| Try it |
When a line in the records contains the string "content", copy that line.

| Dataset rows for apps and sites |
******************************

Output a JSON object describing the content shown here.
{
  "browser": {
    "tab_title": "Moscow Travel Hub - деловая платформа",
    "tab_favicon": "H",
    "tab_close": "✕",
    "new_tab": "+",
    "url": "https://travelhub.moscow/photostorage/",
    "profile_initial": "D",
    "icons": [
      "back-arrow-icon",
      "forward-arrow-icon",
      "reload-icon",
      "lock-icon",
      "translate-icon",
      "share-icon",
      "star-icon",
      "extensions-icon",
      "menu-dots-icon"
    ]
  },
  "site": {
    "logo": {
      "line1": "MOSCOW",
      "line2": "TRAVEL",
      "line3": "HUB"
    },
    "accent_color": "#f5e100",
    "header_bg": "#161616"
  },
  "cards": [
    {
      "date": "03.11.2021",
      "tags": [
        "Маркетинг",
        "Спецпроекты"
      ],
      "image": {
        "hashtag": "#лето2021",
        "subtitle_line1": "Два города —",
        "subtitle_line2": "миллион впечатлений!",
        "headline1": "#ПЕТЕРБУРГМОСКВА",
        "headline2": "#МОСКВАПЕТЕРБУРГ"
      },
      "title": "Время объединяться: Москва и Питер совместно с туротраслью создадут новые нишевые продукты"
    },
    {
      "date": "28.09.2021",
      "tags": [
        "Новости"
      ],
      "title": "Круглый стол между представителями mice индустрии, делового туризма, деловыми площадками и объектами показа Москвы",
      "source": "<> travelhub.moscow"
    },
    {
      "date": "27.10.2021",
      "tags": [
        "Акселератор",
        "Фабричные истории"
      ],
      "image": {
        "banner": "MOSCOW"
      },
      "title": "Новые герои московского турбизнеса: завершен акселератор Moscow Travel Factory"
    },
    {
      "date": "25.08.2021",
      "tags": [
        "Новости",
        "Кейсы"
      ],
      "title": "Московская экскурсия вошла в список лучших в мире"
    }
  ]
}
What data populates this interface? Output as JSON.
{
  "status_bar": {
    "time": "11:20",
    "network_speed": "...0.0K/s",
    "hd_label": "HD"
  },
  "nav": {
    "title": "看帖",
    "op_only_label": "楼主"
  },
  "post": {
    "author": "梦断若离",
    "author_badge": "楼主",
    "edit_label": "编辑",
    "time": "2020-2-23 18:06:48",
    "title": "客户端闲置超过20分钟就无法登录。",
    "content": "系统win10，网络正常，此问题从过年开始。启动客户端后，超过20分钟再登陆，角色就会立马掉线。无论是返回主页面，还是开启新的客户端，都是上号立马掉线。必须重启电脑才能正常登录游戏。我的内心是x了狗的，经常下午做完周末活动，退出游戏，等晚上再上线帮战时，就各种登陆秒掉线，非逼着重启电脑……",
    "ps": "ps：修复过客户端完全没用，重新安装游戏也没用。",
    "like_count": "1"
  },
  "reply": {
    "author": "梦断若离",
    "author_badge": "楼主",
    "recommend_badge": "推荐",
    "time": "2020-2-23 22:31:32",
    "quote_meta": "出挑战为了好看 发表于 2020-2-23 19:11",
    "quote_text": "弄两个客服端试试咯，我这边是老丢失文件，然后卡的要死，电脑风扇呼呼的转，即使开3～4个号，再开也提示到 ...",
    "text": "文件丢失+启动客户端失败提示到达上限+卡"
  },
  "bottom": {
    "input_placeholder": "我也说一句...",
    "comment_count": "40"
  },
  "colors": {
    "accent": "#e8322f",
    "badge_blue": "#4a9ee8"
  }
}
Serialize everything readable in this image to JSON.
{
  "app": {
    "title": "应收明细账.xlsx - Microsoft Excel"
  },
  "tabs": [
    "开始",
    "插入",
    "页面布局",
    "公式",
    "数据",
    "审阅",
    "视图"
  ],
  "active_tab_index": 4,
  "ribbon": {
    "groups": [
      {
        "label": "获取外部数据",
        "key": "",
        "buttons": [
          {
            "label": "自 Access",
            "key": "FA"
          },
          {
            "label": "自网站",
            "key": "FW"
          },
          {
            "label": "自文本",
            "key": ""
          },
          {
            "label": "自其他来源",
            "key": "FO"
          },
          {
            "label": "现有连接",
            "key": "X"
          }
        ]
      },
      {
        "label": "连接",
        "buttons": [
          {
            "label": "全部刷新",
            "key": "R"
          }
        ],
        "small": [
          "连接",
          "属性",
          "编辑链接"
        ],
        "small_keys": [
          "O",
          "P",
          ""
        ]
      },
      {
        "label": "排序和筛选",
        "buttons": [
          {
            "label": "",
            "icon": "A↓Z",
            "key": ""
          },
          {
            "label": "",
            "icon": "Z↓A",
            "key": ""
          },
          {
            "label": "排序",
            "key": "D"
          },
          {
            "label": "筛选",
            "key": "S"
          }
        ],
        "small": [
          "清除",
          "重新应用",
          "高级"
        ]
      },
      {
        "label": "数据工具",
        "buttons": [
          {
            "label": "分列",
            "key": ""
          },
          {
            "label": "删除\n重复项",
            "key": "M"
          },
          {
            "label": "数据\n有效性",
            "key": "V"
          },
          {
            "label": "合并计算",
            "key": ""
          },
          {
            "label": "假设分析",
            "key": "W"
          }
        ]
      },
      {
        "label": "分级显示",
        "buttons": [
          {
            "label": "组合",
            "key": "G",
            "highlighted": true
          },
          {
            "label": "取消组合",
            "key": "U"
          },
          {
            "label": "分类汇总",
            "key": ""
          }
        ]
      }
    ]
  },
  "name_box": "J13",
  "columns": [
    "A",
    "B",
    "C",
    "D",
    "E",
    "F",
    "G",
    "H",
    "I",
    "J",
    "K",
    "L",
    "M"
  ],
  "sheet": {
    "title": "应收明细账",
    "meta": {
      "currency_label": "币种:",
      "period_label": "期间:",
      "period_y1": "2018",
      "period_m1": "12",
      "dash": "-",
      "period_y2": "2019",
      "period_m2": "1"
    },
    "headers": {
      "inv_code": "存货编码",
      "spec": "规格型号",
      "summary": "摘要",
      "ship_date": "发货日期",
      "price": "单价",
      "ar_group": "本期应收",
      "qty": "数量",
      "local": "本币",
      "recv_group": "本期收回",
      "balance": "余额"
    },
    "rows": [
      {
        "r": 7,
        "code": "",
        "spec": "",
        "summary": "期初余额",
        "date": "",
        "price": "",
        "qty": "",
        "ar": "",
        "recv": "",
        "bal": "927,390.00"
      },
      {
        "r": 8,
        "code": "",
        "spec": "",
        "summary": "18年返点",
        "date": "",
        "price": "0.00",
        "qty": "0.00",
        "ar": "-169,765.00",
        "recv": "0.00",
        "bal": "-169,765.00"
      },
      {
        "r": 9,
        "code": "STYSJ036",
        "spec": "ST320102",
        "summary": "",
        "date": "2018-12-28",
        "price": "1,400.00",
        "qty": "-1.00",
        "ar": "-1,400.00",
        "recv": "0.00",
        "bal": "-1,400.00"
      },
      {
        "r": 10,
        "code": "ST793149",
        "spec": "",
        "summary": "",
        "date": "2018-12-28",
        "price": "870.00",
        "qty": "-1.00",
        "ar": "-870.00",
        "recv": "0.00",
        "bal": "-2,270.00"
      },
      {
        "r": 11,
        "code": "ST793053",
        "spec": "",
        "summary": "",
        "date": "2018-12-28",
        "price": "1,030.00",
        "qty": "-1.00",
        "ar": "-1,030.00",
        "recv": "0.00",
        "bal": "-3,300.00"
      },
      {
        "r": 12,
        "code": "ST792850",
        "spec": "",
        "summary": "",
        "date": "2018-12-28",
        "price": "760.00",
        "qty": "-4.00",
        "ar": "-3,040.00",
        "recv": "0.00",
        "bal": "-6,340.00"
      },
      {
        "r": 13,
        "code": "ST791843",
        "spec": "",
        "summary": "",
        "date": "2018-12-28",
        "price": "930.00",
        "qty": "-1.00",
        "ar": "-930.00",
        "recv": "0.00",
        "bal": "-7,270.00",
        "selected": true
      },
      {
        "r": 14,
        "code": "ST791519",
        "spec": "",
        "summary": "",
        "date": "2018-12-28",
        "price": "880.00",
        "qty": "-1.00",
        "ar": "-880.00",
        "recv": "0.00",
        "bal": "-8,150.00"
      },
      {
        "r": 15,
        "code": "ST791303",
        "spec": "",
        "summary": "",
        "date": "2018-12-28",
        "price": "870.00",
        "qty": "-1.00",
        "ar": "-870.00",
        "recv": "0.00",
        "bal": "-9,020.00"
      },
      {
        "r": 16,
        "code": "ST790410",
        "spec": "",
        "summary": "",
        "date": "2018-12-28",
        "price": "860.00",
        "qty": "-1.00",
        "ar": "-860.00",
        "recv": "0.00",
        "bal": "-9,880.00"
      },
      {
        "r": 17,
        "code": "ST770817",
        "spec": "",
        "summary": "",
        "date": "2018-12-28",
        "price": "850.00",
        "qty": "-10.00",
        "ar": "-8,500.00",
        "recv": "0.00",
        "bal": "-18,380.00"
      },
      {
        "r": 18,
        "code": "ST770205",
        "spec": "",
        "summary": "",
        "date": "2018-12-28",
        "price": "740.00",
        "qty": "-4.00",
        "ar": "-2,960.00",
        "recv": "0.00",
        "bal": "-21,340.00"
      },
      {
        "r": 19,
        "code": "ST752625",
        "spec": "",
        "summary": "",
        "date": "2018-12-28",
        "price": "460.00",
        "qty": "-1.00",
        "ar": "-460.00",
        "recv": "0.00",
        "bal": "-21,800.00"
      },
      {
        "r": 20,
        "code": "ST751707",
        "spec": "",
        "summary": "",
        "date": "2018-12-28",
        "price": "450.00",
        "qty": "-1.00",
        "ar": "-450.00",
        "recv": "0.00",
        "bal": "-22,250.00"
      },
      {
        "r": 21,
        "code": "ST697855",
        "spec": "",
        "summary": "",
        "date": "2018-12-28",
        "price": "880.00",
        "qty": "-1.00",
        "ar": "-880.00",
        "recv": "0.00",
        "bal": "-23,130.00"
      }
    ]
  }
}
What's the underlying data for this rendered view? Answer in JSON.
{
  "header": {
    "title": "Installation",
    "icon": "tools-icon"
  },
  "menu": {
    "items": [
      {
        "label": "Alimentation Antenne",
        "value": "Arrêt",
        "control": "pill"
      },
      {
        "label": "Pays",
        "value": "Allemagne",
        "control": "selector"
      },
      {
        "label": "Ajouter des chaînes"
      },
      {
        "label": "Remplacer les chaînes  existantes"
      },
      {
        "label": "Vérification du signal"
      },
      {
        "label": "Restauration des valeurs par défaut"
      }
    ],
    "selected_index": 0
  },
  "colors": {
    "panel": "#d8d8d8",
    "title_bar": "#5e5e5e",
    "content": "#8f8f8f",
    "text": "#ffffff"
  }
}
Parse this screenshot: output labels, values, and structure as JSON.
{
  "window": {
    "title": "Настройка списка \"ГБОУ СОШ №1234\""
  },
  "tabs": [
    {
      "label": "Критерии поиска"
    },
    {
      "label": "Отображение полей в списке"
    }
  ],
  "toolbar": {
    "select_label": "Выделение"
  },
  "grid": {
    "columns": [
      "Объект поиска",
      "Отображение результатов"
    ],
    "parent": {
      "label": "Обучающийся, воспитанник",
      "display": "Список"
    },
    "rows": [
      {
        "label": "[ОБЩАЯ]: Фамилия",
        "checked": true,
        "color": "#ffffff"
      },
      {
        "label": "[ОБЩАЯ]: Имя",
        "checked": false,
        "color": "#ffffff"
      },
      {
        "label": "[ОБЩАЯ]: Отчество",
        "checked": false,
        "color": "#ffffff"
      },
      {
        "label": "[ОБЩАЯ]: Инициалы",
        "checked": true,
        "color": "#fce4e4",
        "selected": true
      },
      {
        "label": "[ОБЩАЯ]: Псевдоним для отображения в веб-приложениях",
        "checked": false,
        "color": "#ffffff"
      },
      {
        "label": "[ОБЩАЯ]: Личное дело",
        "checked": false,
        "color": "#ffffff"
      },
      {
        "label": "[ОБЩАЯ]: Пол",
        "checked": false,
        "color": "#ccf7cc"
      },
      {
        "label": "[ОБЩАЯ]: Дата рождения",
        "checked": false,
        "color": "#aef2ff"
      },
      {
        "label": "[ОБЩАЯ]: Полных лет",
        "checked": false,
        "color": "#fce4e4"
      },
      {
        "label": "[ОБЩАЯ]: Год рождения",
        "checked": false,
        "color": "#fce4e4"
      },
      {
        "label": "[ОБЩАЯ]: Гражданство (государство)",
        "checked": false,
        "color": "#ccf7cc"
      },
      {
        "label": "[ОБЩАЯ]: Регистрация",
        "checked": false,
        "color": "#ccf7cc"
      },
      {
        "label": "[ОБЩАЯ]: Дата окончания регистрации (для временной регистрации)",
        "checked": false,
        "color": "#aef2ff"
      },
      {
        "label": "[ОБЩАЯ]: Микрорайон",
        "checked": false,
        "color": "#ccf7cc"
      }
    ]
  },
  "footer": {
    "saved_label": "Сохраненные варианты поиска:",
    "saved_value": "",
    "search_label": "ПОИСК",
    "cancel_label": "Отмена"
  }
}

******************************

| Answer |
Output a JSON object describing the content shown here.
    "content": "系统win10，网络正常，此问题从过年开始。启动客户端后，超过20分钟再登陆，角色就会立马掉线。无论是返回主页面，还是开启新的客户端，都是上号立马掉线。必须重启电脑才能正常登录游戏。我的内心是x了狗的，经常下午做完周末活动，退出游戏，等晚上再上线帮战时，就各种登陆秒掉线，非逼着重启电脑……",
    "content": "#8f8f8f",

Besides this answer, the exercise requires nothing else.